TASK TO COMPLETE ▸
Show all lines below holding the string "Pascal".

DATA FOR THIS TASK ▸
┄┄┄┄┄┄┄┄┄┄

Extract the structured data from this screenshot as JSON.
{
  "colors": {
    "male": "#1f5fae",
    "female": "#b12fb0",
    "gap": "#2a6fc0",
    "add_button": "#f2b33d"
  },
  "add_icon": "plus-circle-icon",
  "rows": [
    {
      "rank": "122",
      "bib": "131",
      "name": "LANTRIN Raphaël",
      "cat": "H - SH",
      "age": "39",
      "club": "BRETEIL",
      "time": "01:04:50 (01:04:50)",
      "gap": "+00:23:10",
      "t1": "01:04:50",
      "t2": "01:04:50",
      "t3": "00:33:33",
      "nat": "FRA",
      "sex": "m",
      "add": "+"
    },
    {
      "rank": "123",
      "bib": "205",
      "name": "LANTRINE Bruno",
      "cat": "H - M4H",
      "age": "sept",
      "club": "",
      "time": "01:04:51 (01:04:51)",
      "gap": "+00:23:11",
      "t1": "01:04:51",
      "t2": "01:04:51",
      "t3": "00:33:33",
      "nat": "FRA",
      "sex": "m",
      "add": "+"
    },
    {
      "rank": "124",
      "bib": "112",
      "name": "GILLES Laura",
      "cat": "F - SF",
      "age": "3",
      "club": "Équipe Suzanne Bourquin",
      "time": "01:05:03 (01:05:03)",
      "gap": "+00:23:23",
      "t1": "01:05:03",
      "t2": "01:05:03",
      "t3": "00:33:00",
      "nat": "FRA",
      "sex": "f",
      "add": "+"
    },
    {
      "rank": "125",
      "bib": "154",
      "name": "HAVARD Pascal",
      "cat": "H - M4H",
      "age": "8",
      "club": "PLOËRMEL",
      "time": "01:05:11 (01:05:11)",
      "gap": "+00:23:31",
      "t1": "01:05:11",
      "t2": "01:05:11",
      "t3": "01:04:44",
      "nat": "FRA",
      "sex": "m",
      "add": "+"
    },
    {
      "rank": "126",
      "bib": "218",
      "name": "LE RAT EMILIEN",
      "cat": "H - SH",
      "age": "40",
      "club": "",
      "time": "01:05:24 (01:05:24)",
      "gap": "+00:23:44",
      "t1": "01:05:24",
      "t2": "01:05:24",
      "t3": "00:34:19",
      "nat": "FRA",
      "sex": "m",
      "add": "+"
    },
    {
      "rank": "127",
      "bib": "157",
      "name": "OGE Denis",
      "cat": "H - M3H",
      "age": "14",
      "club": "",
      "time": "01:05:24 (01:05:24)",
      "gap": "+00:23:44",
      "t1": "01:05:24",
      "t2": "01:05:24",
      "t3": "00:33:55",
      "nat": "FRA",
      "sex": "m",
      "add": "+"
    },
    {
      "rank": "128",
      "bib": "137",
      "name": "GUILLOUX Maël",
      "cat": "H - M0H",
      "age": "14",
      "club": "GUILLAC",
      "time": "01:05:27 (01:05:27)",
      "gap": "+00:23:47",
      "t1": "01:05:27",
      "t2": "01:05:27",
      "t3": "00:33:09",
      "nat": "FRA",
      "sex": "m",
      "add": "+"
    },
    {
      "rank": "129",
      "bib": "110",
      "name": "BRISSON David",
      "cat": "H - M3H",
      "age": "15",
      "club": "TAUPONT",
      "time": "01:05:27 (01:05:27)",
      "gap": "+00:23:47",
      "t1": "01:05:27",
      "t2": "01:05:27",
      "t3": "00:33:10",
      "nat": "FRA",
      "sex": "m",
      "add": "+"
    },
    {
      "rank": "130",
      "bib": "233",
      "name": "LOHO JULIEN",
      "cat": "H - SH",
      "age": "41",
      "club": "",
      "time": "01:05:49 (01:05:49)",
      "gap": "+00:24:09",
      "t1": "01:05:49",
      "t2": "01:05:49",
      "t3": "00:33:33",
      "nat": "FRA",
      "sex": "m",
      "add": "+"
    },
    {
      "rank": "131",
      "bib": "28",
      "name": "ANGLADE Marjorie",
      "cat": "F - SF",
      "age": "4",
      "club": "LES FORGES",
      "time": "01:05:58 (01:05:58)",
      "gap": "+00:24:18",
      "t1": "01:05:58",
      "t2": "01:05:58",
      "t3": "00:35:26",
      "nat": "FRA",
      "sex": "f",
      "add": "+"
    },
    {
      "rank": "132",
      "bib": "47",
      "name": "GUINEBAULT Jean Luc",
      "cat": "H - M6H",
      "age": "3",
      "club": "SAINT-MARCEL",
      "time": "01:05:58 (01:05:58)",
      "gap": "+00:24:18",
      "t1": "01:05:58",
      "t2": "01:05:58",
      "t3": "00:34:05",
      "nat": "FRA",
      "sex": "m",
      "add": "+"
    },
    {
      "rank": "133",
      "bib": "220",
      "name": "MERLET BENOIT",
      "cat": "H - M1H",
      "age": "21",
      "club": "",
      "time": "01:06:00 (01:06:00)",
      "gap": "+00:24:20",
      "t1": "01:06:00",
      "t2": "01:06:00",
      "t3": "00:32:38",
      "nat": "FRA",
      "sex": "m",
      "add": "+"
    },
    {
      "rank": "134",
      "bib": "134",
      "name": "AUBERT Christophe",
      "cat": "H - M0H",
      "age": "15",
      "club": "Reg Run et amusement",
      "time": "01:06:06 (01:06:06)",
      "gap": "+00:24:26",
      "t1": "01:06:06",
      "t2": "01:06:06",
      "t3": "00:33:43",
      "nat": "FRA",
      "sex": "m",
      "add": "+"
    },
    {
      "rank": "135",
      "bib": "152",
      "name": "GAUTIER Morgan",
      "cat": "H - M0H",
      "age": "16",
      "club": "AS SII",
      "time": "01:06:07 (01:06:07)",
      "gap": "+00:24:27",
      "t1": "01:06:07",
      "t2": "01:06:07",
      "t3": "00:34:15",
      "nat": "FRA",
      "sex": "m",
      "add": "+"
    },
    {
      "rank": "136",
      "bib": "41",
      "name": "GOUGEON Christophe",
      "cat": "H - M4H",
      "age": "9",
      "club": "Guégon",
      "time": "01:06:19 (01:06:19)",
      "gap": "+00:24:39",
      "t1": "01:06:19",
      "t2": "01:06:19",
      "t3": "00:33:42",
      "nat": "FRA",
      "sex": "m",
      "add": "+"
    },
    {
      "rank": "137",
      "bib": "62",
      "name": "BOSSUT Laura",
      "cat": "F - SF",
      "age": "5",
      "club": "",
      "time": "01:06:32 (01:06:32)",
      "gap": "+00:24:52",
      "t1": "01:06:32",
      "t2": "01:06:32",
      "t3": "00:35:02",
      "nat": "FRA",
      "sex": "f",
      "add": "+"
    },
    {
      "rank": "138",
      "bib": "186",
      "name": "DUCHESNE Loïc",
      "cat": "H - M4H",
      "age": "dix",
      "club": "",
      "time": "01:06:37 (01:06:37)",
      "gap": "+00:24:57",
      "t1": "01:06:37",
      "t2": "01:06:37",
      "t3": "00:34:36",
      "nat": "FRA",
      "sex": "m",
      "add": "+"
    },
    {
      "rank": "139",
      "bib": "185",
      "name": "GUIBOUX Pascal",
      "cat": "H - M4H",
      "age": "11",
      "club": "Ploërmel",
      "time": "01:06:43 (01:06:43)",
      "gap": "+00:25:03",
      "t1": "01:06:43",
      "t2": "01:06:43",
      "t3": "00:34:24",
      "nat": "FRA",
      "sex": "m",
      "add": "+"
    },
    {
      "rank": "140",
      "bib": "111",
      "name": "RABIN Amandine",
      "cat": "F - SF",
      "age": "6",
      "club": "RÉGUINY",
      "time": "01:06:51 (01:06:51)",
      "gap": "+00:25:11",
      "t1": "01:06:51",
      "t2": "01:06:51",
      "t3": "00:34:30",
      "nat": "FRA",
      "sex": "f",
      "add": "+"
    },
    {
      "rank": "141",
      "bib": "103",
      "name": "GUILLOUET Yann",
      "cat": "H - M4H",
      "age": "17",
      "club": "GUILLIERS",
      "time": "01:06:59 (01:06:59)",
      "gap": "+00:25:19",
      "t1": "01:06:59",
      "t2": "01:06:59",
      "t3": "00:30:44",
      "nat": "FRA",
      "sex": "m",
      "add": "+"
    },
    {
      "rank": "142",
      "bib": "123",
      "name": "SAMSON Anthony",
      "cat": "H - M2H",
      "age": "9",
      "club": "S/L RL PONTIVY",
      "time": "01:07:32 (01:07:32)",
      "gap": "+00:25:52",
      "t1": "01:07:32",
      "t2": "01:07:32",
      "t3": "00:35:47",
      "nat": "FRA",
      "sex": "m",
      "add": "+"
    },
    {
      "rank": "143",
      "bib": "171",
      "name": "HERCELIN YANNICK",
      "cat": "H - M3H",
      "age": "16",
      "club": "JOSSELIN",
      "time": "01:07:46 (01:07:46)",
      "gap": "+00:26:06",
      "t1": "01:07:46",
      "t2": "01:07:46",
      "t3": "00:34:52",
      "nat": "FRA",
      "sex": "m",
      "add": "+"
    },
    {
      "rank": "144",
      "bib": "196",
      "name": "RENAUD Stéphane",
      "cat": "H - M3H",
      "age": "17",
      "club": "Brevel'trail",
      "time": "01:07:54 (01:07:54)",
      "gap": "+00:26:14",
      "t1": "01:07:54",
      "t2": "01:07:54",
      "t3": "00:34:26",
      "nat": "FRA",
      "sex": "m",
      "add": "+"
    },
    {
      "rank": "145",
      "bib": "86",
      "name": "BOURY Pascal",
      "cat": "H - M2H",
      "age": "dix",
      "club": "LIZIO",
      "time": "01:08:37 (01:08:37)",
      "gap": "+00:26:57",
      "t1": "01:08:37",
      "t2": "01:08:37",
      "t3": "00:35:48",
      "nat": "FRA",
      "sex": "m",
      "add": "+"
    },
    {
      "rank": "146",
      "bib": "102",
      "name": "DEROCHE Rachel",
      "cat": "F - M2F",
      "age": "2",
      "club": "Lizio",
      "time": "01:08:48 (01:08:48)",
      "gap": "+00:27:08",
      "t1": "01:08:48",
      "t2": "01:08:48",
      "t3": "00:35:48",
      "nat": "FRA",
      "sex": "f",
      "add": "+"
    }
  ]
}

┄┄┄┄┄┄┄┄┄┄

PROBLEM SOLUTION ▸
      "name": "HAVARD Pascal",
      "name": "GUIBOUX Pascal",
      "name": "BOURY Pascal",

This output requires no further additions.